While in Hong Kong, the Qi Opera Theatre of Hunan will showcase the rearranged version of the canonical work "Mu Lian Rescues His Mother", as well as operatic excerpts with spectacular stunts. Audiences will be fascinated by the visual ostentation and dramatic physical movements. Celebrated Qi opera artists performing in Hong Kong include Liu Dengxiong, Xiao Xiaobo, Zhang Shaojun, Li Heping, Jiang Shenguo and Zhang Shaobo.
The Qi Opera Theatre of Hunan was founded in 1960 and has won numerous awards over the years. The Theatre's "Mu Lian Rescues His Mother" at the 2nd Hunan Arts Festival won an award for Preserving an Intangible Cultural Heritage, a Tian Han Grand Award and nine other individual awards including director, music, choreography and performance awards. Another production "Becoming a Butterfly in a Dream" won a Tian Han Grand Award and 13 individual recognitions at the 3rd Hunan Arts Festival.
Details of the programme are as follows:
June 16 (Thursday), 7.30pm
Theatre, Hong Kong City Hall
Lecture Demonstration - The Theatrical Art of Qi Opera
June 17 (Friday), 7.30pm
Theatre, Hong Kong City Hall
Excerpts: "Wu Dalang Peddles Cakes", "The Wandering Busker", "Lady Zhaojun Going Beyond the Great Wall", "Fan Zhongyu Beaten and Thrown into a Crate", "Sima Shi Purges the Court", "A Dumb Man Carries His Crippled Sister", "Dong Hong Falls into a Pit" and "The Yellow Crane Tower"
June 18 (Saturday), 7.30pm
Theatre, Hong Kong City Hall
High-pitch full-length opera "Mu Lian Rescues His Mother"
Tickets for performances priced from $100 to $240, and tickets for the Lecture Demonstration priced at $50, are now available at URBTIX outlets, on the Internet and by credit card telephone booking. Half-price tickets are available for senior citizens aged 60 or above, people with disabilities, full-time students and Comprehensive Social Security Assistance (CSSA) recipients. (Limited tickets for full-time students and CSSA recipients.) Please refer to the programme booklet for group booking discount schemes of the Chinese Opera Festival programmes. (Discount for full-time students and group booking discount schemes are not applicable to the tickets for the Lecture Demonstration.)
For programme enquiries, please call 2268 7325 or visit www.lcsd.gov.hk/cp. For ticketing enquiries, please call 2734 9009. For credit card telephone bookings, please call 2111 5999. For Internet bookings, please visit www.urbtix.hk.

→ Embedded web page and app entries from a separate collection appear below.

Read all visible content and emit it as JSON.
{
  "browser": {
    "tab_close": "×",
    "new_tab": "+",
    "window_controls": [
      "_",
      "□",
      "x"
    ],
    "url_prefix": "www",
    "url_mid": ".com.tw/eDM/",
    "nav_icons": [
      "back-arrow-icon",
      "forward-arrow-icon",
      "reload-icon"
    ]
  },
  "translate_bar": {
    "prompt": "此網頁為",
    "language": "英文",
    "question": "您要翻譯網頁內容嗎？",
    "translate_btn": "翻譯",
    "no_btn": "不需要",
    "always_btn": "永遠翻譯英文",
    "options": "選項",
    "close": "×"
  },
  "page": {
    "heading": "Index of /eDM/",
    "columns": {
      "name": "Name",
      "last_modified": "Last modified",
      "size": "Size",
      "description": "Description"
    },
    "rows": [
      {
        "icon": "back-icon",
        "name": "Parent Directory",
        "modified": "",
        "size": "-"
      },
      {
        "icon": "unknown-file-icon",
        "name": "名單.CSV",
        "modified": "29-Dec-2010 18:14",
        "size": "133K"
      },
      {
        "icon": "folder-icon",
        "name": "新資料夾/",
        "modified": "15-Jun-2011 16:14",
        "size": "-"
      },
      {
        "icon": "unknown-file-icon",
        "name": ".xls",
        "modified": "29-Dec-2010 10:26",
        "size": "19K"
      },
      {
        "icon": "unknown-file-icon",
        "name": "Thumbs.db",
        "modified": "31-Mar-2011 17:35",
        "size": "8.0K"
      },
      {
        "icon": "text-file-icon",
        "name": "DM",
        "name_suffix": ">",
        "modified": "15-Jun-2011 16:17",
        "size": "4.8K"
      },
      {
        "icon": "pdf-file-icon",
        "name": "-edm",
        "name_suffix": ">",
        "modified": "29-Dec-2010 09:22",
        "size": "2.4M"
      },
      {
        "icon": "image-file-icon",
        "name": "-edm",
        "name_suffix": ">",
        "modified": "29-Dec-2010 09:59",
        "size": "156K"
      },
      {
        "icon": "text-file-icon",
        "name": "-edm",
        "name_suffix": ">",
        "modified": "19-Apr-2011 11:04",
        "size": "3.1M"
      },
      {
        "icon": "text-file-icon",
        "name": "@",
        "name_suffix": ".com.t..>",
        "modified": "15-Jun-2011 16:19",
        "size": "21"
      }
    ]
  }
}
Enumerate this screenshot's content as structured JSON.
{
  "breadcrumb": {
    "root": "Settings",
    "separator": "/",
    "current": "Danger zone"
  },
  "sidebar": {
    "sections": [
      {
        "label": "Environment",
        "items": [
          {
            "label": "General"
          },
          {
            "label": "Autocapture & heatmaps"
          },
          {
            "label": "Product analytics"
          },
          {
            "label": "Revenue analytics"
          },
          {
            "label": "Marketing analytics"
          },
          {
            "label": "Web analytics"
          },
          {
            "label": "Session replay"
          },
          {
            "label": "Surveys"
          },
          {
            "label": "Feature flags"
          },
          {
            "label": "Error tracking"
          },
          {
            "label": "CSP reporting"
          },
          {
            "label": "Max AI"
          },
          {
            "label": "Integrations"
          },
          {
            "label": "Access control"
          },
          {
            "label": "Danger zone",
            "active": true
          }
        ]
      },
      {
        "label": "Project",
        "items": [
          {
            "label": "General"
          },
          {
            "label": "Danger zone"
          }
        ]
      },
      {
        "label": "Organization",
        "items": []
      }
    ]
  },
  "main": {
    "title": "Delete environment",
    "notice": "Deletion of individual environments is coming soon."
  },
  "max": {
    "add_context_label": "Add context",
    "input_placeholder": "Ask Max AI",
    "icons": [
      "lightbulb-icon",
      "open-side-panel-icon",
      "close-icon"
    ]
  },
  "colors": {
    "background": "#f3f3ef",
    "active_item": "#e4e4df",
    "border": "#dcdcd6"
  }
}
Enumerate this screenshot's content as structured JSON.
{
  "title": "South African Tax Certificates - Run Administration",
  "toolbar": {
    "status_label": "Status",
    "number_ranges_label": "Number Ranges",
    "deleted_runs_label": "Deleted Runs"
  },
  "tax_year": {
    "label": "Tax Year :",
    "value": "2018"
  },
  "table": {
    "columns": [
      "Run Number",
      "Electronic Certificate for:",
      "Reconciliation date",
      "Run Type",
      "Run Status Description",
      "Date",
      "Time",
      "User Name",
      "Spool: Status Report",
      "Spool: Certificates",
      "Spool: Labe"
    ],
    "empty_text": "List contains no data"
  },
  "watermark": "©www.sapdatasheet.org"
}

To enhance understanding of the theatrical art of Qi opera, a lecture and demonstration including performance of the opera excerpt "The Drunken Lu Zhishen Wreaking Havoc at the Monastery" will be held on June 16. A centrepiece in the stock repertoire for actors in "hualian" (painted face) roles, this excerpt demonstrates masterly skills in Qi opera using the eyes, facial expressions, footwork and the abdomen. It also spotlights the acrobatic act in which the actor performs the postures of the "Eighteen Arhats" while standing on one leg. It has inspired similar excerpts in Hunan opera and "kunqu".
Ends/Tuesday, May 17, 2011